■ **WHAT IS REQUIRED**: Look for the string "Rule" in the material below. Copy every line where you find it.

BEGIN

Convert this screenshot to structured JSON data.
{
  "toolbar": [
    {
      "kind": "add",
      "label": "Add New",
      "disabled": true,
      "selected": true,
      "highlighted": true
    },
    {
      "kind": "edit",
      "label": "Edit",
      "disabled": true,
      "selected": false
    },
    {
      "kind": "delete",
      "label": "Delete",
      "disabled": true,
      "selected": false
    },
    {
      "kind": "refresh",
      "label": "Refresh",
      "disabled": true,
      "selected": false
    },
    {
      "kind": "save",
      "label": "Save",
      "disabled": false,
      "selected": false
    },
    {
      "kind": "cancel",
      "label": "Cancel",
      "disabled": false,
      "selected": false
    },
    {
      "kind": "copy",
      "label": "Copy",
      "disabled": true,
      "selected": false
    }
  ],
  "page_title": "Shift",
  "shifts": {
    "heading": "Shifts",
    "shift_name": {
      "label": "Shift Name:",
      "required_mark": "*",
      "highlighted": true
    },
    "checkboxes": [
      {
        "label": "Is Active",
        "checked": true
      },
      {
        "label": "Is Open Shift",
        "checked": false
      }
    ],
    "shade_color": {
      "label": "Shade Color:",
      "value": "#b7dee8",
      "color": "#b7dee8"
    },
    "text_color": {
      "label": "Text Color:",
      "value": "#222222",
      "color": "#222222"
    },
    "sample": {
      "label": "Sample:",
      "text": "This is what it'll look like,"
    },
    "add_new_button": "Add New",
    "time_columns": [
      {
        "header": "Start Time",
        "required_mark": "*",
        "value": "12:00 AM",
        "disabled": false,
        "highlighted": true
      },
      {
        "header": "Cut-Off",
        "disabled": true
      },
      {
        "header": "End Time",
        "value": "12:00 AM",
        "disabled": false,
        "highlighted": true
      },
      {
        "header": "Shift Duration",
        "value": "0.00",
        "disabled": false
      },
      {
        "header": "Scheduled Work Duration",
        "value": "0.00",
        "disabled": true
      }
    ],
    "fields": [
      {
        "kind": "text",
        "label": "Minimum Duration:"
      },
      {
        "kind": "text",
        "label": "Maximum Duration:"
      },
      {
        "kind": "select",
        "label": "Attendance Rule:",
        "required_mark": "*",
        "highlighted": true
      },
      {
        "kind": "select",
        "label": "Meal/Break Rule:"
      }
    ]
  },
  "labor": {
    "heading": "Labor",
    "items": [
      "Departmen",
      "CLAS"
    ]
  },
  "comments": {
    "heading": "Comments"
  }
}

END

■ **EXERCISE OUTPUT**:
        "label": "Attendance Rule:",
        "label": "Meal/Break Rule:"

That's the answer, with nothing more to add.